TV Shows I Wish Were Book Series — Haven

HavenIf Hollywood movies these days have lost their luster, things are quite the opposite on the small screen.  TV is in somewhat of a golden age of offering engaging, epic stories with smart dialogue, plots and characters that audiences want to watch for years on end.  TV is in it for the long term.  The same can be said for a good book series.  This week I will highlight four shows that I wish were a book series.

#1: Haven.  The Syfy Channel’s Haven is my current favorite show.  Loosely based on a Stephen King novel, The Colorado Kid, Haven is a procedural drama in which the main character, Audrey Parker (Emily Rose) strives to ride a New England town of its supernatural “troubles.”  The plucky FBI agent is aided by local cop Nathan Wuornos (love that name) played by Lucas Bryant and slacker Duke Crocker (Eric Balfour), a smuggler who lives on a boat.

In season one, it wasn’t abundantly clear where Haven was going with all of their “troubled” townspeople.  Now, with season four just wrapped up, the show has become somewhat of an epic mind game, a reminds me the most of LOST with a smaller cast.  Haven has almost nothing to do with its source material, The Colorado Kid, but the premise of that crime story plagues me:  Some mysteries have no answer, only theories that can’t be proven.  I am somewhat apprehensive that the show will ultimately end on such a note, but the interim is exciting to watch nonetheless.  The characters are engaging to watch and for the most part the show sticks to its strength of dealing with a unique “trouble” each episode.  And the troubles are unique, with shades of The X Files, Buffy the Vampire Slayer, and other shows involving paranormal problems or monsters.  The townspeople’s otherworldly afflictions are often related to their inner psyche in some way, allowing for the show to delve into weightier subjects even if it’s only for forty minutes or so.  The longterm arc of the show has so far presented many intriguing questions, many that also deal with similar issues of guilt, fate, faith, and how people deal with the fact that they aren’t perfect.

Why would Haven make a great book series?  In addition to the plot, characters, and themes of the show, it’s set in a gorgeous seaside town (filmed in Nova Scotia, Canada) dying for literary description, and showcases fantasy elements that would be even more amazing in a reader’s imagination.  In a book series, the characters’ inner thoughts could also be more specifically dwelled upon, as well as their pasts.  Nathan and Duke, for example, had an interesting childhood growing up together as on and off friends.  It would also be intriguing to visit the other years in which Haven was plagued by “troubles.”

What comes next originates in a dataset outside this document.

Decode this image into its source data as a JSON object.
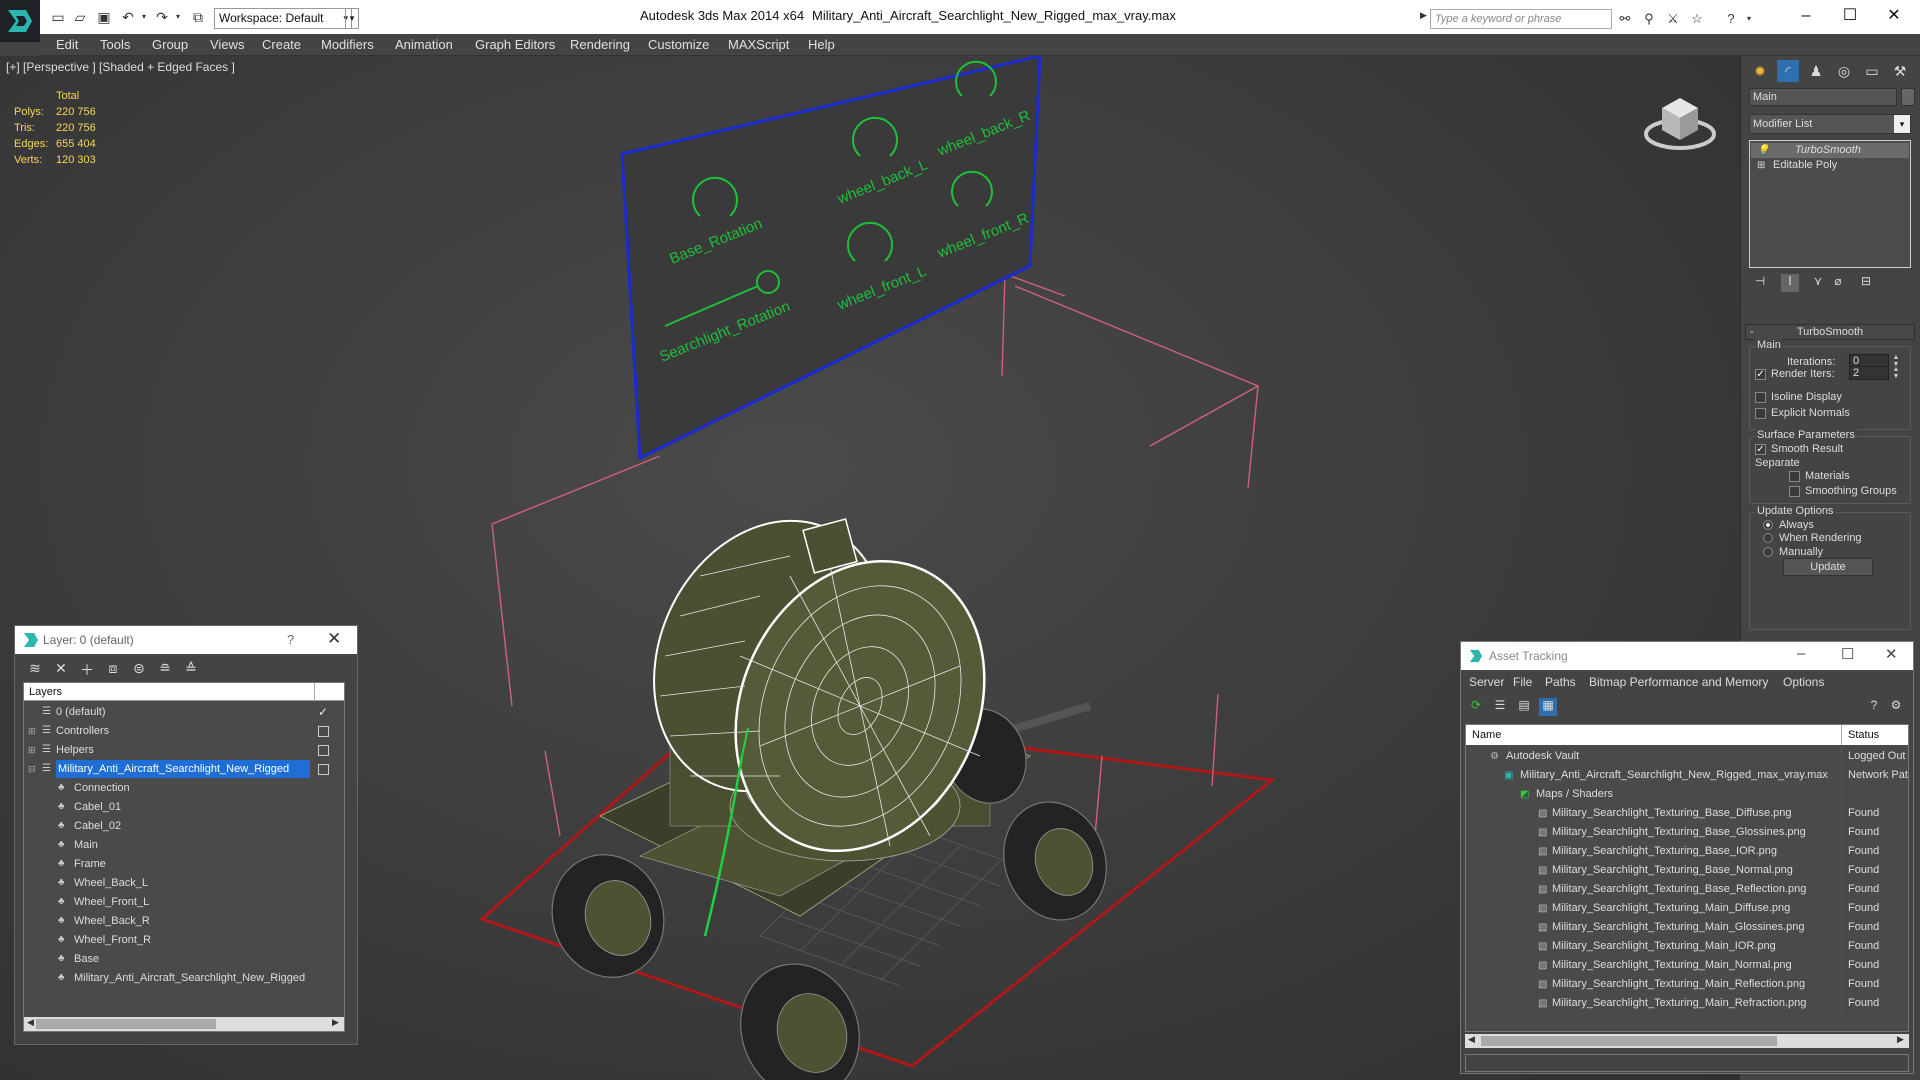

Haven is due back sometime this year for 26 more episodes:  http://www.blastr.com/2014-1-28/more-troubles-are-coming-syfy-orders-super-sized-new-season-haven